Component data from apps and pages:

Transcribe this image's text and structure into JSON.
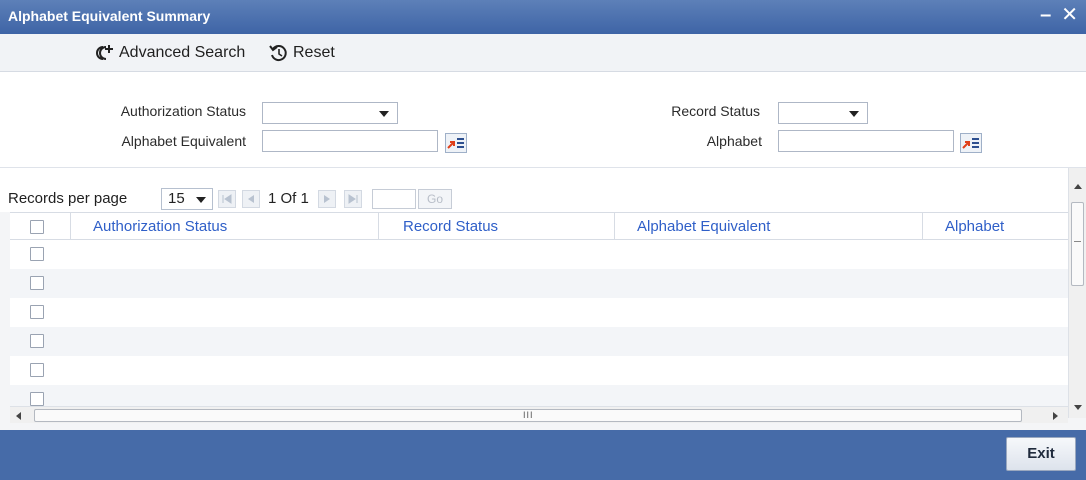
{
  "window": {
    "title": "Alphabet Equivalent Summary",
    "minimize": "–",
    "close": "✕"
  },
  "toolbar": {
    "advanced_search": "Advanced Search",
    "reset": "Reset"
  },
  "search": {
    "auth_status_label": "Authorization Status",
    "alphabet_equiv_label": "Alphabet Equivalent",
    "record_status_label": "Record Status",
    "alphabet_label": "Alphabet",
    "auth_status_value": "",
    "record_status_value": "",
    "alphabet_equiv_value": "",
    "alphabet_value": ""
  },
  "pager": {
    "records_per_page_label": "Records per page",
    "records_per_page_value": "15",
    "page_info": "1 Of 1",
    "go_label": "Go"
  },
  "table": {
    "columns": [
      "Authorization Status",
      "Record Status",
      "Alphabet Equivalent",
      "Alphabet"
    ],
    "row_count": 7
  },
  "footer": {
    "exit_label": "Exit"
  }
}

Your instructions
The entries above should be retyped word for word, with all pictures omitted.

Response below
Transcribe this image's text and structure into JSON.
{
  "window": {
    "title": "Alphabet Equivalent Summary",
    "minimize": "–",
    "close": "✕"
  },
  "toolbar": {
    "advanced_search": "Advanced Search",
    "reset": "Reset"
  },
  "search": {
    "auth_status_label": "Authorization Status",
    "alphabet_equiv_label": "Alphabet Equivalent",
    "record_status_label": "Record Status",
    "alphabet_label": "Alphabet",
    "auth_status_value": "",
    "record_status_value": "",
    "alphabet_equiv_value": "",
    "alphabet_value": ""
  },
  "pager": {
    "records_per_page_label": "Records per page",
    "records_per_page_value": "15",
    "page_info": "1 Of 1",
    "go_label": "Go"
  },
  "table": {
    "columns": [
      "Authorization Status",
      "Record Status",
      "Alphabet Equivalent",
      "Alphabet"
    ],
    "row_count": 7
  },
  "footer": {
    "exit_label": "Exit"
  }
}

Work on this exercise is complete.